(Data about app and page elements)
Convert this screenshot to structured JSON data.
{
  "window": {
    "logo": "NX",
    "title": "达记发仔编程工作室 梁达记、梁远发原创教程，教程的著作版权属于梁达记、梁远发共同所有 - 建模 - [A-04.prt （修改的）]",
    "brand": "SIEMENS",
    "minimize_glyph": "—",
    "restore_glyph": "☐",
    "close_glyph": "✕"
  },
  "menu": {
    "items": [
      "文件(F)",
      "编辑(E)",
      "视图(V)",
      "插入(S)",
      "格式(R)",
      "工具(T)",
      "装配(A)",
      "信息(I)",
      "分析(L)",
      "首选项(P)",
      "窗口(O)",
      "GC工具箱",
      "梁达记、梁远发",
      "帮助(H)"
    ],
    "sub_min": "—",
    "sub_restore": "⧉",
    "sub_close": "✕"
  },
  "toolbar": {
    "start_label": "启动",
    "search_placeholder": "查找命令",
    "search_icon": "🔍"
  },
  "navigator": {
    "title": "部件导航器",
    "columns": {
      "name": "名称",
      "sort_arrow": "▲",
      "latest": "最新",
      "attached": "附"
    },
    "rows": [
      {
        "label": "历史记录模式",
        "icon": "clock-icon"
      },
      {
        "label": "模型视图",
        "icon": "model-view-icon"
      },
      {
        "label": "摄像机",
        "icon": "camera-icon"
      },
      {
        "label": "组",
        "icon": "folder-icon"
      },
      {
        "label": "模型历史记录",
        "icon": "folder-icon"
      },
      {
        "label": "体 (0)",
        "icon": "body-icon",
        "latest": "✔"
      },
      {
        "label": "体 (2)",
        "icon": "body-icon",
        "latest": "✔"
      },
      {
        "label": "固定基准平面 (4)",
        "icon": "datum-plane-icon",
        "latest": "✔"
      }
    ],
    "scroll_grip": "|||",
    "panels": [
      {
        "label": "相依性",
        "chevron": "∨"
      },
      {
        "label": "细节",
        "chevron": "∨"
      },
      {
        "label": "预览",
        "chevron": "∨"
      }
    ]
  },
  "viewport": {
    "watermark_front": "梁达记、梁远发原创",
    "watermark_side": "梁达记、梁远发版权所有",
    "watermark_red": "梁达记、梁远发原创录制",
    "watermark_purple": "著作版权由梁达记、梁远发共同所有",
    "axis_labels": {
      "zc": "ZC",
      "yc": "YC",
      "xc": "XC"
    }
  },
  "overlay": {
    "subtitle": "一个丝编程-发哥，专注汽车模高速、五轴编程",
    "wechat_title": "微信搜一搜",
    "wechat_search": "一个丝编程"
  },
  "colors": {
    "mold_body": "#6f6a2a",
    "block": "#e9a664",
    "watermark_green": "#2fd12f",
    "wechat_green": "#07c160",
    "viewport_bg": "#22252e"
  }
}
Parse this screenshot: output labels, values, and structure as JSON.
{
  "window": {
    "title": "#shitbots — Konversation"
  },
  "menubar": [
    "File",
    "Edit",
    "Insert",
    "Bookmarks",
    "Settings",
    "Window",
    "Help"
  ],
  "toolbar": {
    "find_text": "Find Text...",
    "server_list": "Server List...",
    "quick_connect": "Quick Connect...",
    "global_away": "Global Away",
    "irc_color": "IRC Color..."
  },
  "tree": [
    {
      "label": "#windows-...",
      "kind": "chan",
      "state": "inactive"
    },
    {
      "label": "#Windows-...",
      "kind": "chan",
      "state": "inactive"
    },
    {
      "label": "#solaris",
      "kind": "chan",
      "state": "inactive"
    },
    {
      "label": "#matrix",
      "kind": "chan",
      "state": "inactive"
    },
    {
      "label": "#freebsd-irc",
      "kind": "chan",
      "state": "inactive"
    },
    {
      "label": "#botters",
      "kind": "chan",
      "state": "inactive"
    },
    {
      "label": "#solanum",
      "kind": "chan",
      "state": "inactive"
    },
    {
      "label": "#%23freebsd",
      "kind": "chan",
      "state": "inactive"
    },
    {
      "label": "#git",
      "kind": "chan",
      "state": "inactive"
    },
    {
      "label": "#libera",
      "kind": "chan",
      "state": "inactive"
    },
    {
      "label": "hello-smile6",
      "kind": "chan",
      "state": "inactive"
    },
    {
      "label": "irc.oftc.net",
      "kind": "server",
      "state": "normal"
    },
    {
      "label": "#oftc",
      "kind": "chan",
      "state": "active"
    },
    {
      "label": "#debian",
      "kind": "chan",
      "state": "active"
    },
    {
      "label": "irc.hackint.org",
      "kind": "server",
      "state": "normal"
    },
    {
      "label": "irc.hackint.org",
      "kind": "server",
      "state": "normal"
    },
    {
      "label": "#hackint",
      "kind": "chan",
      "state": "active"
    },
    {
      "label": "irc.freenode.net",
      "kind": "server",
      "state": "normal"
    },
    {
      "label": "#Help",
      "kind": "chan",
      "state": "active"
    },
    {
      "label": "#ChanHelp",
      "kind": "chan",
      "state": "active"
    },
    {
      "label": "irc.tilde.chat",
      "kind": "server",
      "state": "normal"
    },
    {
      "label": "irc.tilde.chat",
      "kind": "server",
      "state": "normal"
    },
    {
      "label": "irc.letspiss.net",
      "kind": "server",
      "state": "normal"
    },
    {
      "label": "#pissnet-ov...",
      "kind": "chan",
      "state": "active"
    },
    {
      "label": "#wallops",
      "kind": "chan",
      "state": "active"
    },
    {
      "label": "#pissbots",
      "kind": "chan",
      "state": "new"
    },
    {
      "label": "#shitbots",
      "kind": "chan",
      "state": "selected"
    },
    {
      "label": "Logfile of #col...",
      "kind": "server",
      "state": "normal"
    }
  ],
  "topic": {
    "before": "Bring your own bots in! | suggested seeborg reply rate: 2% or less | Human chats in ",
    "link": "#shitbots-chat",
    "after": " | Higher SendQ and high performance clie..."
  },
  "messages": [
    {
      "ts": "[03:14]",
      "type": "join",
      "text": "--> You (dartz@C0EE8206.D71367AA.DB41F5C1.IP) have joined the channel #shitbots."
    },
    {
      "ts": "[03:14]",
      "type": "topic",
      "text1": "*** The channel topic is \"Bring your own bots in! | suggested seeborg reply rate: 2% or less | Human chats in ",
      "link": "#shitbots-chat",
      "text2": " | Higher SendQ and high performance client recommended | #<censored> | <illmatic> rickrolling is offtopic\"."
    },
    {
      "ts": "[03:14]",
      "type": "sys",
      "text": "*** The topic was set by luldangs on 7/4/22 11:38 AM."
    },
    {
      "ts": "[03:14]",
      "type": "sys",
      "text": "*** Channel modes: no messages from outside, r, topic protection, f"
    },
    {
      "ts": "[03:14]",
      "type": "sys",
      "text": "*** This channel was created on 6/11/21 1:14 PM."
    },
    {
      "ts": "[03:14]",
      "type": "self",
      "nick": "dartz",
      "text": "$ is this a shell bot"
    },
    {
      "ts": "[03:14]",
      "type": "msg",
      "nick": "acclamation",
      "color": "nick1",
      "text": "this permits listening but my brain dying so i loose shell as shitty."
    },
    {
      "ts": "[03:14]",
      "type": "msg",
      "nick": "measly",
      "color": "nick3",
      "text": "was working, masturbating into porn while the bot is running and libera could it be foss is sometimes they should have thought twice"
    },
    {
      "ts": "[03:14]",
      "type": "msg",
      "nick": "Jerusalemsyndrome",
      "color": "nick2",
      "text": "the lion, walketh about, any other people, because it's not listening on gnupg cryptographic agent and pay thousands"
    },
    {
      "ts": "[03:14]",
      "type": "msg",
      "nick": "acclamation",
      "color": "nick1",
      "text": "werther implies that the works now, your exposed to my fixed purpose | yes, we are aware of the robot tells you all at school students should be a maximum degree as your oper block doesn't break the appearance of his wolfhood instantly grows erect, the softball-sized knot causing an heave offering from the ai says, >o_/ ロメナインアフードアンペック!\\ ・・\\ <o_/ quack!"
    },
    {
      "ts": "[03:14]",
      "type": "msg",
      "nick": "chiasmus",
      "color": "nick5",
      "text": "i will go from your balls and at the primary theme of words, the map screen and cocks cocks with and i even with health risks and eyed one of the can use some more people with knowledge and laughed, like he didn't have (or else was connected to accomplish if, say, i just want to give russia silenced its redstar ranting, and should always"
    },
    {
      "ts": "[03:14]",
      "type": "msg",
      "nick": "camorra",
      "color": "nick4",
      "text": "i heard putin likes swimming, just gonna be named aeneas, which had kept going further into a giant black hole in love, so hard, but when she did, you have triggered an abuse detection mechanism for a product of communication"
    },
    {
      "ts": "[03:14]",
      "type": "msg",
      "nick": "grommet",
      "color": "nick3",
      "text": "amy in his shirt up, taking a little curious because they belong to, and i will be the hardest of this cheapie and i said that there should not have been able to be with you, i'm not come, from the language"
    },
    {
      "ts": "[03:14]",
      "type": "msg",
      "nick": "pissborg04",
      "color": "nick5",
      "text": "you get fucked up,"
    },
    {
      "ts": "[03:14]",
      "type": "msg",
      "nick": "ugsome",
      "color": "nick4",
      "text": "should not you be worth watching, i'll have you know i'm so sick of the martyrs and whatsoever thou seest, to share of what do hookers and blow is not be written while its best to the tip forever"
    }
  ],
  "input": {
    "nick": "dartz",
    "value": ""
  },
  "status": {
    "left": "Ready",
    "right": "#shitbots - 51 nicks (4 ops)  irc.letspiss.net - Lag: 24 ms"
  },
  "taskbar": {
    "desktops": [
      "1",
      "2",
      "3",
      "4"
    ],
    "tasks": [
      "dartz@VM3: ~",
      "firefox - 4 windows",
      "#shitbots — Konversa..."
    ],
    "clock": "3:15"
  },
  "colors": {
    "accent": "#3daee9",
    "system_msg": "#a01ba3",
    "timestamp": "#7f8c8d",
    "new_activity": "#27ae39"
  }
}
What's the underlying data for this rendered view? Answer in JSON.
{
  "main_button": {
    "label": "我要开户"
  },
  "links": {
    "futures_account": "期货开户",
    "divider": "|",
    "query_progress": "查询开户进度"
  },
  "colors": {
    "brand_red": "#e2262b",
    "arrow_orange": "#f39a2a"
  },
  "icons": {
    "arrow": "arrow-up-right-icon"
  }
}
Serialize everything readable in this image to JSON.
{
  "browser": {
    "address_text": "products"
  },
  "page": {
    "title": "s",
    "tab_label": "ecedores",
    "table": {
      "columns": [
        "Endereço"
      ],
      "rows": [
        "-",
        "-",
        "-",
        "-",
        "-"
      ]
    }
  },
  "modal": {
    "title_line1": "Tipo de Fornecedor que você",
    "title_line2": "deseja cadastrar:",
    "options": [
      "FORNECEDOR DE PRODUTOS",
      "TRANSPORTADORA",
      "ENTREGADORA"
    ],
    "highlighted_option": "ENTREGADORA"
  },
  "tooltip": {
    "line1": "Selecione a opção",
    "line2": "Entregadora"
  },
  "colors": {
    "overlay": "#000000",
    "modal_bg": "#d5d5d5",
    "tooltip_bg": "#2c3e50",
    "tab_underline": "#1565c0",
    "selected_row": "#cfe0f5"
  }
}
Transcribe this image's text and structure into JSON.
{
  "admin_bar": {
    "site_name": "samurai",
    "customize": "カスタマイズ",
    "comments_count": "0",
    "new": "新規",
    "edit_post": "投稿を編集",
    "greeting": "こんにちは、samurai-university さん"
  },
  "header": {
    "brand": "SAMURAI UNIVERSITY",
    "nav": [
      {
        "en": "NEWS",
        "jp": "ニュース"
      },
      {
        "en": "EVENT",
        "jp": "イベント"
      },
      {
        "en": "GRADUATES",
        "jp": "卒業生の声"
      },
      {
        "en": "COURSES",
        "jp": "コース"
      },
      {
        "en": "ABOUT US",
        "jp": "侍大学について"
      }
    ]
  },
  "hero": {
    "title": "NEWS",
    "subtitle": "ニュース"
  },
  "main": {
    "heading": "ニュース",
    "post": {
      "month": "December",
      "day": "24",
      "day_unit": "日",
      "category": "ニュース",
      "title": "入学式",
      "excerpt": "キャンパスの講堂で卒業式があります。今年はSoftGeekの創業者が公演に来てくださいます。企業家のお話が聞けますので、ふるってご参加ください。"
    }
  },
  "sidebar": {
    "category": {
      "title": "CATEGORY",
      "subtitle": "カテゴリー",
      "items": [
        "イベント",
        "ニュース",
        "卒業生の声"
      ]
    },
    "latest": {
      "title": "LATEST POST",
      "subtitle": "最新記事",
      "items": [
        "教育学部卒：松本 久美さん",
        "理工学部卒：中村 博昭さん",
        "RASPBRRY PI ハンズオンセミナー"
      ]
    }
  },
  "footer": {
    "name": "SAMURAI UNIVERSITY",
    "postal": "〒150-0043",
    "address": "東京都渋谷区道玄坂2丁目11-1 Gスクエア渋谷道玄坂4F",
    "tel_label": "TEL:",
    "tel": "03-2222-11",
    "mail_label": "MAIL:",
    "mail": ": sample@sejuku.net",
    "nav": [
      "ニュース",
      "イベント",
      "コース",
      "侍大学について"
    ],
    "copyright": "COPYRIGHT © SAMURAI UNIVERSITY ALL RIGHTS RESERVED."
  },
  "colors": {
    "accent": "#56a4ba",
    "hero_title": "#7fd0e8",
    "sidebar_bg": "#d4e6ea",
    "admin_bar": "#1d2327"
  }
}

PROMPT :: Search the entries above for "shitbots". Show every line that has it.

TASK SOLUTION ::
    "title": "#shitbots — Konversation"
      "label": "#shitbots",
    "link": "#shitbots-chat",
      "text": "--> You (dartz@C0EE8206.D71367AA.DB41F5C1.IP) have joined the channel #shitbots."
      "link": "#shitbots-chat",
    "right": "#shitbots - 51 nicks (4 ops)  irc.letspiss.net - Lag: 24 ms"
      "#shitbots — Konversa..."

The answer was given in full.